Spring 2021


, 3 pts, GU4145


Zora Neale Hurston—Barnard College ‘28 and a once-graduate student in Columbia’s department of Anthropology—was a pioneering chronicler of Black folklore, a student of Black expression, and a creative imaginer of Black worlds via her novels, short stories, plays and poetry. From her travels throughout the U.S. South, to Haiti, Jamaica, and beyond, Hurston took as her mission a diasporic articulation of Black life in the Americas.
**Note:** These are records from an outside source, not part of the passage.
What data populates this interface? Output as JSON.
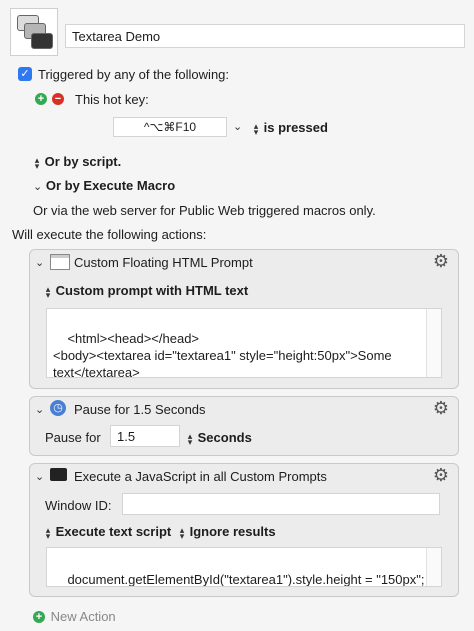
{
  "macro": {
    "name": "Textarea Demo"
  },
  "trigger": {
    "triggered_label": "Triggered by any of the following:",
    "hotkey_label": "This hot key:",
    "hotkey_value": "^⌥⌘F10",
    "hotkey_state": "is pressed",
    "or_by_script": "Or by script.",
    "or_by_execute_macro": "Or by Execute Macro",
    "web_server_note": "Or via the web server for Public Web triggered macros only."
  },
  "actions_header": "Will execute the following actions:",
  "actions": [
    {
      "title": "Custom Floating HTML Prompt",
      "mode": "Custom prompt with HTML text",
      "text": "<html><head></head>\n<body><textarea id=\"textarea1\" style=\"height:50px\">Some text</textarea>\n</body></html>"
    },
    {
      "title": "Pause for 1.5 Seconds",
      "pause_label": "Pause for",
      "pause_value": "1.5",
      "unit": "Seconds"
    },
    {
      "title": "Execute a JavaScript in all Custom Prompts",
      "window_id_label": "Window ID:",
      "window_id_value": "",
      "mode": "Execute text script",
      "results": "Ignore results",
      "script": "document.getElementById(\"textarea1\").style.height = \"150px\";"
    }
  ],
  "new_action_label": "New Action",
  "colors": {
    "accent": "#2f79f0",
    "add_green": "#34a853",
    "remove_red": "#d93025"
  }
}
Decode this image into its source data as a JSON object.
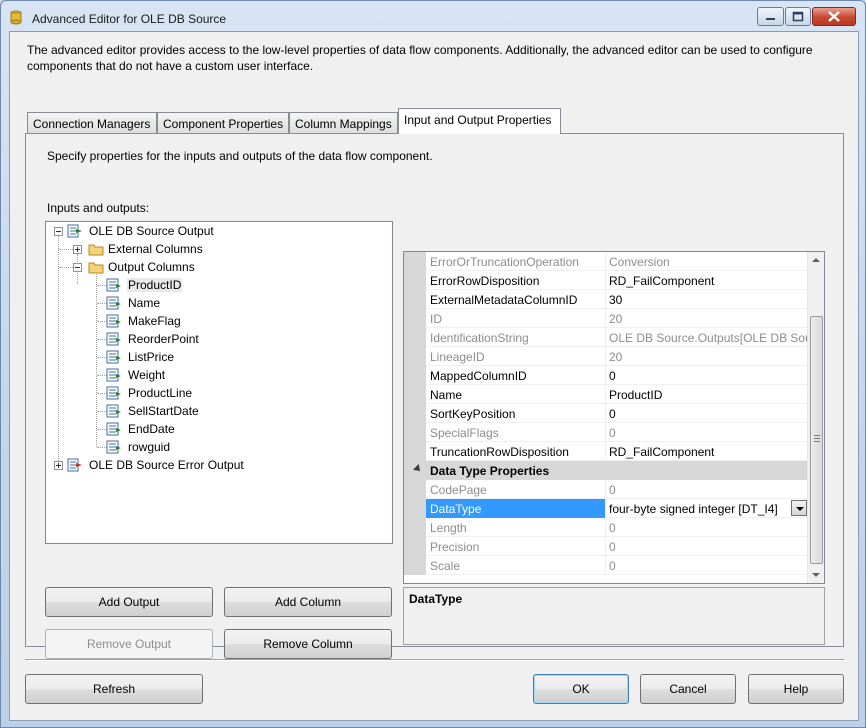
{
  "window": {
    "title": "Advanced Editor for OLE DB Source"
  },
  "intro_text": "The advanced editor provides access to the low-level properties of data flow components. Additionally, the advanced editor can be used to configure components that do not have a custom user interface.",
  "tabs": [
    {
      "label": "Connection Managers",
      "active": false
    },
    {
      "label": "Component Properties",
      "active": false
    },
    {
      "label": "Column Mappings",
      "active": false
    },
    {
      "label": "Input and Output Properties",
      "active": true
    }
  ],
  "panel": {
    "description": "Specify properties for the inputs and outputs of the data flow component.",
    "io_label": "Inputs and outputs:"
  },
  "tree": {
    "root_output": "OLE DB Source Output",
    "external_columns": "External Columns",
    "output_columns": "Output Columns",
    "columns": [
      "ProductID",
      "Name",
      "MakeFlag",
      "ReorderPoint",
      "ListPrice",
      "Weight",
      "ProductLine",
      "SellStartDate",
      "EndDate",
      "rowguid"
    ],
    "selected_column": "ProductID",
    "error_output": "OLE DB Source Error Output"
  },
  "buttons": {
    "add_output": "Add Output",
    "add_column": "Add Column",
    "remove_output": "Remove Output",
    "remove_column": "Remove Column",
    "refresh": "Refresh",
    "ok": "OK",
    "cancel": "Cancel",
    "help": "Help"
  },
  "properties": {
    "rows": [
      {
        "name": "ErrorOrTruncationOperation",
        "value": "Conversion",
        "readonly": true
      },
      {
        "name": "ErrorRowDisposition",
        "value": "RD_FailComponent",
        "readonly": false
      },
      {
        "name": "ExternalMetadataColumnID",
        "value": "30",
        "readonly": false
      },
      {
        "name": "ID",
        "value": "20",
        "readonly": true
      },
      {
        "name": "IdentificationString",
        "value": "OLE DB Source.Outputs[OLE DB Source",
        "readonly": true
      },
      {
        "name": "LineageID",
        "value": "20",
        "readonly": true
      },
      {
        "name": "MappedColumnID",
        "value": "0",
        "readonly": false
      },
      {
        "name": "Name",
        "value": "ProductID",
        "readonly": false
      },
      {
        "name": "SortKeyPosition",
        "value": "0",
        "readonly": false
      },
      {
        "name": "SpecialFlags",
        "value": "0",
        "readonly": true
      },
      {
        "name": "TruncationRowDisposition",
        "value": "RD_FailComponent",
        "readonly": false
      }
    ],
    "category": "Data Type Properties",
    "type_rows": [
      {
        "name": "CodePage",
        "value": "0",
        "readonly": true
      },
      {
        "name": "DataType",
        "value": "four-byte signed integer [DT_I4]",
        "readonly": false,
        "selected": true
      },
      {
        "name": "Length",
        "value": "0",
        "readonly": true
      },
      {
        "name": "Precision",
        "value": "0",
        "readonly": true
      },
      {
        "name": "Scale",
        "value": "0",
        "readonly": true
      }
    ],
    "description_title": "DataType"
  },
  "colors": {
    "selection": "#3399ff",
    "window_frame": "#c3d5ea",
    "readonly_text": "#8d8d8d"
  }
}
In this seminar, we ask what a deep reading of Hurston’s oeuvre can teach us about the history of Anthropology, about the blurry borders between fiction and ethnography, and about the legacies that her work leaves—in communities of scholarly practice and beyond.

Section Number
Call Number
Day, Time & Location
W 2:10PM-4:00PM To be announced
Vanessa L Agard-Jones